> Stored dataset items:

┏━━

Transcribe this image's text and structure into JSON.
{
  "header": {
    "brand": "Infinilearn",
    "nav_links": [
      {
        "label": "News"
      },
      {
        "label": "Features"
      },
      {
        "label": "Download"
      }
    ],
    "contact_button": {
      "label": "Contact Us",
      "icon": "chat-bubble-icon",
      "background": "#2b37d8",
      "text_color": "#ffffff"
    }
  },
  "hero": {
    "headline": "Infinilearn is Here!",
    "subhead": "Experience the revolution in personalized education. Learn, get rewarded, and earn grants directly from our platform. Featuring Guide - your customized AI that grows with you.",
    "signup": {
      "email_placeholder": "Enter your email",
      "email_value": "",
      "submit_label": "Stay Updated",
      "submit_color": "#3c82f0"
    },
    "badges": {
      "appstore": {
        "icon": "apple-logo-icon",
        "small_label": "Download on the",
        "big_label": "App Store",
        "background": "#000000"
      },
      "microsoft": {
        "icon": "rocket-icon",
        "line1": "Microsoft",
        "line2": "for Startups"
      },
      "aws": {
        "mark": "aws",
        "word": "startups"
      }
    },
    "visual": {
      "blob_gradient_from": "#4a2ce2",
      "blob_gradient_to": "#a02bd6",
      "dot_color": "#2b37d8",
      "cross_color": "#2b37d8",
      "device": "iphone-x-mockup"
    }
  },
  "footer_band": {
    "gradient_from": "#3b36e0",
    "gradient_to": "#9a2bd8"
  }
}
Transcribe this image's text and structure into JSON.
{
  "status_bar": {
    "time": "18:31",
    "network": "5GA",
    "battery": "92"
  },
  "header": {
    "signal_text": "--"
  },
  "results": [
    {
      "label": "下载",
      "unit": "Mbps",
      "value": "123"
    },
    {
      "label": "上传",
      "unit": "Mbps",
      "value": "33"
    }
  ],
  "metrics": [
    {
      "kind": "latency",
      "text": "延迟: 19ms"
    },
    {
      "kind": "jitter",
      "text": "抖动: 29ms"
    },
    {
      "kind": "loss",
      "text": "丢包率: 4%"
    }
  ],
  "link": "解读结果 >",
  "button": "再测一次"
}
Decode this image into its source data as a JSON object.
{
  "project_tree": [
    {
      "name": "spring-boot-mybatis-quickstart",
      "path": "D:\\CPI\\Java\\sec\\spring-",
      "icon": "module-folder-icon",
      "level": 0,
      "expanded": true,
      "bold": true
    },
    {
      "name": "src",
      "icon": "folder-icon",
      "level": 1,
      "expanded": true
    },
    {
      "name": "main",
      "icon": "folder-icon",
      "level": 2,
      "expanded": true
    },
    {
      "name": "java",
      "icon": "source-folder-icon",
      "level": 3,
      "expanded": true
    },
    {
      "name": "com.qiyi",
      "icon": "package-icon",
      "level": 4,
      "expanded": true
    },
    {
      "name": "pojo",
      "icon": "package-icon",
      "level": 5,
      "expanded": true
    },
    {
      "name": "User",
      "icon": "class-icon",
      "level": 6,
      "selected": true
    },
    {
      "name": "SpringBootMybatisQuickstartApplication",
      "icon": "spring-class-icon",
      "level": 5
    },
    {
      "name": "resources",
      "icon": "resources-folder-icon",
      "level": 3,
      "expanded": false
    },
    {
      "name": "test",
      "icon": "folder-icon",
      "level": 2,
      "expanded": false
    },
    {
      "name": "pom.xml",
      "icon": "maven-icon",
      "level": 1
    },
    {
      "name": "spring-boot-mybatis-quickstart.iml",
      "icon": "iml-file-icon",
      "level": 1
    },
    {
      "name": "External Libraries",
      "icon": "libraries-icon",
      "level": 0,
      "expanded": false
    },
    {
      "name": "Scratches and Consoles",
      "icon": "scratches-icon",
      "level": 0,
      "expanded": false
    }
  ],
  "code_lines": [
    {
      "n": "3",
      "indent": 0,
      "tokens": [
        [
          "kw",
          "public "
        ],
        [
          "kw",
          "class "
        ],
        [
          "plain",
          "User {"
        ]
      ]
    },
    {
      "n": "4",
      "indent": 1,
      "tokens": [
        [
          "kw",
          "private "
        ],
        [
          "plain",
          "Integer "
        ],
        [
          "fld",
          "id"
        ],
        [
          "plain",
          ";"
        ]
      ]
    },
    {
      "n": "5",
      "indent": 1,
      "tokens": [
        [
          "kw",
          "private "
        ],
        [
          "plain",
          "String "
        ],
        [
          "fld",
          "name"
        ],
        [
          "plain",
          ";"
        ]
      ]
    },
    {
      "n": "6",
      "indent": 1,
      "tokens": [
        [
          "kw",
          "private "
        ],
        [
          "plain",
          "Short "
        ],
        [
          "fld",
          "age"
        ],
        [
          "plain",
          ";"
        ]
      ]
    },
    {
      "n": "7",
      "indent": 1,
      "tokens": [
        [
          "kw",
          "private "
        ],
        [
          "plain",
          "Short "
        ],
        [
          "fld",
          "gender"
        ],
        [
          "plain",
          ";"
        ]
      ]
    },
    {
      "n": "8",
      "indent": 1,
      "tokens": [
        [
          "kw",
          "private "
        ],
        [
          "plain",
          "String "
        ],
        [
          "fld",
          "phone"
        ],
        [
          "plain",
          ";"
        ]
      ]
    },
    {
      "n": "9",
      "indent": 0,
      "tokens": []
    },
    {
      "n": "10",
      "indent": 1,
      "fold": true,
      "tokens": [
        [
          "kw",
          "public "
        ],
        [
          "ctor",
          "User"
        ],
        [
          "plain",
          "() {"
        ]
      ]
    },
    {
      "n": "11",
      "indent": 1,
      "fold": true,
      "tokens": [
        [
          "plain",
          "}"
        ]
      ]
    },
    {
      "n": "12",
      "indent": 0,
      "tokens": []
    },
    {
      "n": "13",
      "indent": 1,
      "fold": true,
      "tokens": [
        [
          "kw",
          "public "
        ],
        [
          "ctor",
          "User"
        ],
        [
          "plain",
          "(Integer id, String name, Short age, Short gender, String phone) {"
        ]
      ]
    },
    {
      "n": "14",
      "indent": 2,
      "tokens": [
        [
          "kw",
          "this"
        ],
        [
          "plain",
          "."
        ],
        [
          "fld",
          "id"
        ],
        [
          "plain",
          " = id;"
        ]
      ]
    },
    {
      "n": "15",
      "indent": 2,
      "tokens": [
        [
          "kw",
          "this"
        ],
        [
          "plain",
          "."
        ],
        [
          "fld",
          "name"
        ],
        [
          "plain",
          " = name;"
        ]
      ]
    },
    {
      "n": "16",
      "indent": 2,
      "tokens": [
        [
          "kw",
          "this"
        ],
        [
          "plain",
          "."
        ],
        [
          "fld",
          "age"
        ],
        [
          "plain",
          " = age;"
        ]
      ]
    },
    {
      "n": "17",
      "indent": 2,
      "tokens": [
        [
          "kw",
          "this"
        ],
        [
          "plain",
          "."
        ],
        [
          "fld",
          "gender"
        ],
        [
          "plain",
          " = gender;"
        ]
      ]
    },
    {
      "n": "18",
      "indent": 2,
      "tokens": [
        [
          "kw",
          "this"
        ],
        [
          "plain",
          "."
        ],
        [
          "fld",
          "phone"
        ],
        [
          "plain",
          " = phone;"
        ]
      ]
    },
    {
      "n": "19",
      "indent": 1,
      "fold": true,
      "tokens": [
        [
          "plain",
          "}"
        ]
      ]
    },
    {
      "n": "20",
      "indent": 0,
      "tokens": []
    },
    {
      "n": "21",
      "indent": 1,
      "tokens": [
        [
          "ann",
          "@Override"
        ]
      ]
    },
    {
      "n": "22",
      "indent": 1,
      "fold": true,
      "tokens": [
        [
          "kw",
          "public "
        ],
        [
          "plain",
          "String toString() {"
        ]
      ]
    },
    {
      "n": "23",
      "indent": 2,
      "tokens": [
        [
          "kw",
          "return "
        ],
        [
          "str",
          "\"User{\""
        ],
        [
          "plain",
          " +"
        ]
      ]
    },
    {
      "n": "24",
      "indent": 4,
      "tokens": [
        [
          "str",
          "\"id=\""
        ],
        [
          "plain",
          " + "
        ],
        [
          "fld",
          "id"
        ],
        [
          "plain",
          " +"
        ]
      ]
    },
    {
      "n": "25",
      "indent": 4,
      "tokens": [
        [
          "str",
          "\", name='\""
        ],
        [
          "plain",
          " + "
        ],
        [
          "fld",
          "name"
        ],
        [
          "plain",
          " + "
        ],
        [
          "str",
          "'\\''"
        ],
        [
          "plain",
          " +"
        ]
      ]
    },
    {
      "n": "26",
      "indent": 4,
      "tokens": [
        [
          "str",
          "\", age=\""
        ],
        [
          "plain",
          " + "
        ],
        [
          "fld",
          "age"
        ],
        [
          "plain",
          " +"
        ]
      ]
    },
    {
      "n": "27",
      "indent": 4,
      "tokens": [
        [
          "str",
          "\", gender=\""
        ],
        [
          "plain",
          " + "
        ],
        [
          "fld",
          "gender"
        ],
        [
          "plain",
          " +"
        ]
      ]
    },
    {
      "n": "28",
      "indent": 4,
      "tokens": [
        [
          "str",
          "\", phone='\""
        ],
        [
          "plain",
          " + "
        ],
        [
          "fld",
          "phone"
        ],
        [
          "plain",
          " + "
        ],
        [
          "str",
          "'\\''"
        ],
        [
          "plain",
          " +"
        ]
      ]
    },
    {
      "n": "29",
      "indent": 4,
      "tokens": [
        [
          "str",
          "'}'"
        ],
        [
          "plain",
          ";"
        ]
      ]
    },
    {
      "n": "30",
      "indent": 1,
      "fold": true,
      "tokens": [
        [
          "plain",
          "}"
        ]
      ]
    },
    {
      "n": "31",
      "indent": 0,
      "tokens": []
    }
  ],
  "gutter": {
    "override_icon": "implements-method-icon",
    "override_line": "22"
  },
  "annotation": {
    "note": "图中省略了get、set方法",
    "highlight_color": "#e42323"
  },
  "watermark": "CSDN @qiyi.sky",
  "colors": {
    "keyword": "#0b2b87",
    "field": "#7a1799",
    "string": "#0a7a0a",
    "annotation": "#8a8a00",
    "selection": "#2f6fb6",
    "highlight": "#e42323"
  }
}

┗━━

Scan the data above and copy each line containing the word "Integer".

> Solved problem:
          "Integer "
          "(Integer id, String name, Short age, Short gender, String phone) {"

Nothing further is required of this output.